But the biggest complaint about turbocharged engines is the noise. We can live with the minute amount of lag in turbo’d performance cars nowadays, as the car is usually in its mid-range while driving along anyway, and we can live with the power dropping off slightly before redline, as most people generally don’t take their engine to redline much. But turbocharged engines simply do not sound as good as free-breathing ones and that’s an absolute fact.

Now, some automakers have been able to work some magic and makes some good sounding turbo-powered cars, but it’s fake exhaust trickery that makes this happen. There’s something about the way a naturally-aspirated engine, specifically a BMW Inline-Six, revving all the way to its peak sounds that even the best sound turbocharged cars cannot match. There’s a snarl and a wail at the top end that sends shivers down your spine that exhaust gas-sucking turbochargers will never be able to replicate.

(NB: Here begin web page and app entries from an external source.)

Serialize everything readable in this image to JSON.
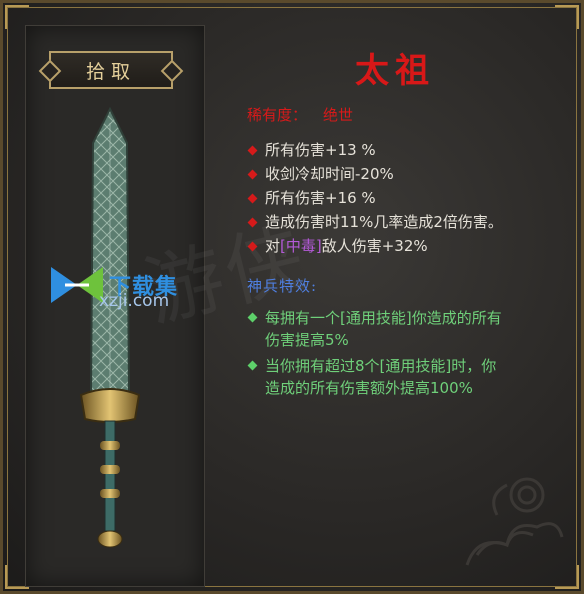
{
  "pickup_label": "拾取",
  "item_name": "太祖",
  "rarity": {
    "label": "稀有度：",
    "value": "绝世"
  },
  "stats": [
    {
      "pre": "所有伤害+13 %",
      "hl": "",
      "post": ""
    },
    {
      "pre": "收剑冷却时间-20%",
      "hl": "",
      "post": ""
    },
    {
      "pre": "所有伤害+16 %",
      "hl": "",
      "post": ""
    },
    {
      "pre": "造成伤害时11%几率造成2倍伤害。",
      "hl": "",
      "post": ""
    },
    {
      "pre": "对",
      "hl": "[中毒]",
      "post": "敌人伤害+32%"
    }
  ],
  "special_title": "神兵特效:",
  "effects": [
    {
      "l1": "每拥有一个[通用技能]你造成的所有",
      "l2": "伤害提高5%"
    },
    {
      "l1": "当你拥有超过8个[通用技能]时，你",
      "l2": "造成的所有伤害额外提高100%"
    }
  ],
  "watermark": {
    "name": "下载集",
    "url": "xzji.com"
  },
  "colors": {
    "title": "#d81818",
    "rarity": "#d61a1a",
    "special": "#4f7fe0",
    "effect": "#6fd07a",
    "poison": "#b45ad8",
    "gold": "#b8a06a"
  }
}
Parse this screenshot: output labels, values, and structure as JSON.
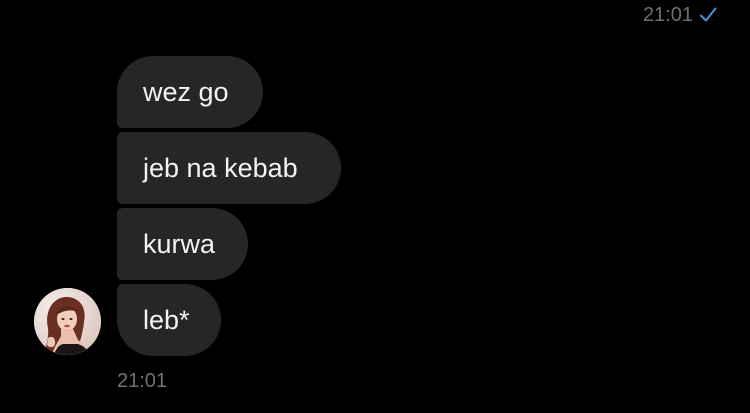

Unless you’re putting bread on your table with pink slips, power and performance are not the ultimate metrics for performance cars. The way they feel is the true metric. And hearing a snarling BMW I6 or wailing Porsche flat-six scream their way to redline is something that makes owning a performance car worth it. That’s what I’ll miss the most when turbos fully take over. What about you?